No doubt, Menounos’s health journey has been marked by several milestones but thankfully she's reached a point where she can easily smile with her beautiful daughter in her arms.
Menounos' Resilient Journey
She is known for her infectious vibrant personality on-screen while hosting "Extra" and "E! News". Off-screen, the TV journalist has dealt with a series of health challenges.
In June 2017, she underwent a seven-hour brain surgery on her 39th birthday to remove a golf-ball-sized non-cancerous tumor, she explained to NBC's "Today."
Then, in 2021, Menounos' mom passed away from brain cancer.
In November 2022, Menounos started experiencing abdominal pain and diarrhea. An MRI and biopsy revealed the TV host had a stage 2 pancreatic neuroendocrine tumor (NETs or islet cell tumor).
"I'm like 'How in the freaking world can I have a brain tumor and pancreatic cancer?' All I could think was that I have a baby coming," Menounos previously told People Magazine.

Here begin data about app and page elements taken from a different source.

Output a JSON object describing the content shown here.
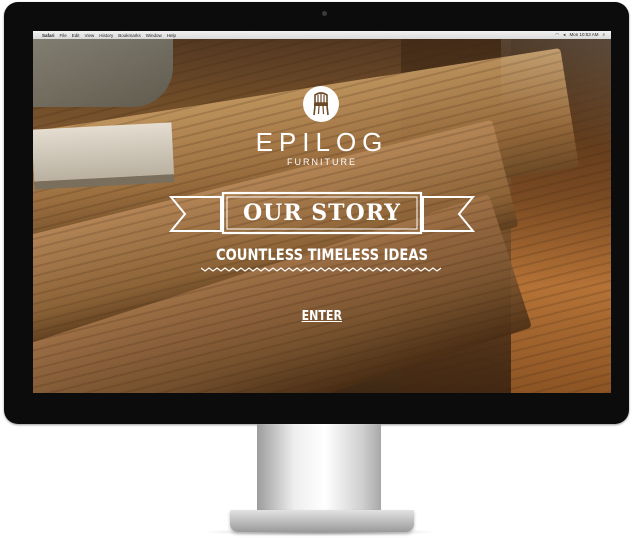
{
  "menubar": {
    "apple": "",
    "items": [
      "Safari",
      "File",
      "Edit",
      "View",
      "History",
      "Bookmarks",
      "Window",
      "Help"
    ],
    "clock": "Mon 10:53 AM"
  },
  "site": {
    "brand": "EPILOG",
    "subtitle": "FURNITURE",
    "banner_title": "OUR STORY",
    "tagline": "COUNTLESS TIMELESS IDEAS",
    "enter_label": "ENTER"
  },
  "icons": {
    "logo": "chair-icon",
    "wifi": "wifi-icon",
    "volume": "volume-icon",
    "search": "search-icon"
  },
  "colors": {
    "text": "#ffffff",
    "bezel": "#0c0c0c",
    "wood": "#8b6236"
  }
}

WATCH: Pancreatic cancer and early detection.
Menounos was lucky to catch the disease early. Pancreatic cancer, which begins in the pancreas, is known as the "silent disease."
Symptoms of the disease rarely show up until it has advanced and metastasized (spread) to other parts of the body.
"Unfortunately, pancreas cancer does not get diagnosed until later stages because it remains asymptomatic until it gets to the later stages," Dr. Syed Ahmad, of the University of Cincinnati College of Medicine said to WLWT News.
Additionally, the Cleveland Clinic explains that early-stage pancreatic cancer tumors typically don't appear on imaging scans.
When pancreatic cancer is diagnosed in later stages, which it most often is, it becomes more difficult to treat.
"I need people to know there are places they can go to catch things early," Menounos exclusively told People. "You can't let fear get in the way. I had that moment where I thought I was a gonerbut I'm okay because I caught this early enough."
She underwent surgery to have the tumor, her spleen, part of her pancreas, 17 lymph nodes, and a large fibroid removed this past February. Additionally, her doctor and surgeon said she will not need to undergo chemotherapy or other forms of treatment.
Menounos, who needs to get yearly scans for the next five years, is now incredibly "grateful" for being able to overcome cancer, adding, "God granted me a miracle. I'm going to appreciate having her in my life so much more than I would have before this journey."
How Gratitude Can Change a Cancer Patient's Outlook on Life
Menounos taking the time to express her gratitude after enduring cancer is common among many people faced with cancer or chronic disease. Gratitude means being thankful for what you have and showing appreciation for it. It's a mindset that helps people go through tough times.
Dr. Zuri Murrell, a colorectal cancer surgeon at Cedars-Sinai Medical Center, tells SurvivorNet that his patients who live with gratitude tend to handle treatment better because this attitude is one way to stay mentally healthy.
WATCH: Finding gratitude and its impact on your well-being.
"The patients who do well with cancer, they live life with that kind of gratitude, but in terms of everything," he explained. "They're grateful, not for cancer, but they're grateful for an opportunity to know that life is finite."
According to the National Alliance on Mental Illness, several studies have indicated that learning to live with gratitude can lead to more happiness and less stress.
One way to exercise gratitude is to take time to think about things you appreciate every day. One way to exercise gratitude in your life includes writing down those things in a journal.
Questions for Your Doctor
If you are facing a pancreatic cancer diagnosis, you may have questions but are unsure how to get the answers you need. SurvivorNet suggests asking your doctor the following to kickstart your journey to more solid answers.
- What type of pancreatic cancer do I have?
- Has my cancer spread beyond my pancreas? If so, where has it spread and what is the stage of the disease?
- What is my prognosis?
- What are my treatment options?
- What side effects should I expect after undergoing treatment?
- Will insurance cover my recommended treatment?